Dr. Norman Bilow

The Senior Chemists Committee surveyed the senior members of the Section to determine their interests. There appeared to be significant interest in sharing the stories of their professional experiences with other members. This was the first of such reminiscences.

Dr. Norman Bilow

When I decided to become a chemist sixty years ago, the field of polymers was in its infancy, so my first position at Dow Chemical Co. was at the forefront of technology developing polypropylene. At that time, anyone who was a bit creative could come up with projects which they believed warranted development and products which they would like to see invented.

With this in mind, the USAF and NASA requested proposals which might lead to polymeric materials which could not only char efficiently but would produce chars with excellent physical integrity. Why high char formers? Because there was the anticipation of developing spacecraft which could enter the earth’s atmosphere at high reentry temperatures and still maintain structural integrity. By then, I was at Hughes Aircraft Co., and we submitted a winning proposal. This led to various ongoing contracts which we won to solve other problems for both USAF and NASA. My coworkers and I participated in writing many proposals. Twenty-four years later, I retired early, but the real reason was that, since I had managed so many of these programs, this led to my being named co-inventor in the many patents ultimately issued. In some cases, some of my coworkers felt that they were the sole inventors since they did most of the laboratory work.
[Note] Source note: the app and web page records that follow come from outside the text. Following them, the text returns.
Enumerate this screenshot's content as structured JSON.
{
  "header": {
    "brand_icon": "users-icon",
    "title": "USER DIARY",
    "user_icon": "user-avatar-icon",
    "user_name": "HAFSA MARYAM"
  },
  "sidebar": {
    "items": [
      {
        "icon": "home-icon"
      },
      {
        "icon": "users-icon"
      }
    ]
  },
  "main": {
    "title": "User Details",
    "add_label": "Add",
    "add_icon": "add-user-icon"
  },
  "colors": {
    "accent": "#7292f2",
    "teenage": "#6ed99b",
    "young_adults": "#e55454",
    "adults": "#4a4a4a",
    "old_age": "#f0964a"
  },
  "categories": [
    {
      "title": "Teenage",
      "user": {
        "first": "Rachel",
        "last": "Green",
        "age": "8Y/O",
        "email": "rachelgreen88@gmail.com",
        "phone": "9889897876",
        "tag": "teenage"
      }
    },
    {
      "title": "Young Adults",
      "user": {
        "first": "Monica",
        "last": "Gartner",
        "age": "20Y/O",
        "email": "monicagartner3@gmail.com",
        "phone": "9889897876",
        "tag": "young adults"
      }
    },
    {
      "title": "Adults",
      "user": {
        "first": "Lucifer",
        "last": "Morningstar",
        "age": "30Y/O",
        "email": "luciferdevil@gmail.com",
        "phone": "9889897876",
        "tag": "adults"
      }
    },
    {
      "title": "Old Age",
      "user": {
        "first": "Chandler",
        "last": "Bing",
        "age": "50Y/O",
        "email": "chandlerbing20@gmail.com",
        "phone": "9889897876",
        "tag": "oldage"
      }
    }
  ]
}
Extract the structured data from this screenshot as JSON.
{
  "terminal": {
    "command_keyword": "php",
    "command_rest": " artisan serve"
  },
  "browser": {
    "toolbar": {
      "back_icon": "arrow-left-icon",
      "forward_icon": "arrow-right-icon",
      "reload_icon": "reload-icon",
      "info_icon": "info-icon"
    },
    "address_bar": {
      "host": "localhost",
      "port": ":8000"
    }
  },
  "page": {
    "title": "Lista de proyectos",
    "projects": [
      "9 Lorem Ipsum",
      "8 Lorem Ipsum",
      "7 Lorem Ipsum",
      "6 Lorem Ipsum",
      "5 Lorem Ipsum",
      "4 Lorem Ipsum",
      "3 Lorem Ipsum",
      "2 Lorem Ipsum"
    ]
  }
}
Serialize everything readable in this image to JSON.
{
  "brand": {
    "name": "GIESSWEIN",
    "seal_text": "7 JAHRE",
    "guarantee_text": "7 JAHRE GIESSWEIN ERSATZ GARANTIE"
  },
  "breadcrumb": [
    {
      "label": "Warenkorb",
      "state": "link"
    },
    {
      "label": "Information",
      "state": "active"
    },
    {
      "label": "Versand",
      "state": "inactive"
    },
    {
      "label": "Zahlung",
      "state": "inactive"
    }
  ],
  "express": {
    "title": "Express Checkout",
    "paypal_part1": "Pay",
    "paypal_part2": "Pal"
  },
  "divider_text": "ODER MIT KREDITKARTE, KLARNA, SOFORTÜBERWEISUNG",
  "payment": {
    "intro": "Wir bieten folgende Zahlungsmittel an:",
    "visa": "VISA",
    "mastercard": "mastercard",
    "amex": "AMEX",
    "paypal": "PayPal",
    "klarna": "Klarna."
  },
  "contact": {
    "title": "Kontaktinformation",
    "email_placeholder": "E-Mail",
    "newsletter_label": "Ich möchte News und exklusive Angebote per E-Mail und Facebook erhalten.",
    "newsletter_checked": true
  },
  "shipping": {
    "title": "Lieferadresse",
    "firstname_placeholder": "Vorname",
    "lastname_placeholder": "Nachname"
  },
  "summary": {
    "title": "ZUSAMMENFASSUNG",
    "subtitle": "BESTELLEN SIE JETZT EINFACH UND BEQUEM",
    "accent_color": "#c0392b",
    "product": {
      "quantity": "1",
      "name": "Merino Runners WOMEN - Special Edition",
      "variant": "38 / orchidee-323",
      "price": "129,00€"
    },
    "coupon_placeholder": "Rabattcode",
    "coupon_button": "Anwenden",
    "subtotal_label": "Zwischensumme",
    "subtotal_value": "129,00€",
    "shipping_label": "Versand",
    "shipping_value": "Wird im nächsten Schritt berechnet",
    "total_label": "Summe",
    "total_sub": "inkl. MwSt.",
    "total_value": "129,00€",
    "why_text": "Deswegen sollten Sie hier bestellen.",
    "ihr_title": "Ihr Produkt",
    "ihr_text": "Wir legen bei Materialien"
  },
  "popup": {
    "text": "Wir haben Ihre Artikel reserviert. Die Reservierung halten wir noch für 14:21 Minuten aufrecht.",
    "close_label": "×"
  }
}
Consequently, Hughes management decided to divert me into marketing where I could use my personnel contacts to win programs for others to manage. I wanted to continue being a scientist. Thus, I retired from Hughes and joined Furane Products Co. as director of R. & D. After a merger with Rohm & Haas, I was designated manager of research, and a couple of years later, Ciba-Geigy bought Furane, and I stayed put. By the time I retired from Ciba, the company was part of Novartis. At Furane, I dealt primarily with polyurethanes foaming processes, etc. This work ultimately led to the giant mattress market.

After this second retirement, I did a little consulting, including managing a laboratory at Kaiser Compositek, but I also gained some middle school teaching experience by lecturing students on organic chemistry, describing molecular structures, building models, and explaining their role in the marketplace.

Thus my background is in research, but includes soliciting research sponsorship, the problem of excess notoriety, how to upgrade mechanical properties such as compressive strength, hardness etc. and what happens in corporate mergers.

(Extracted from September 2006 SCALACS Magazine.)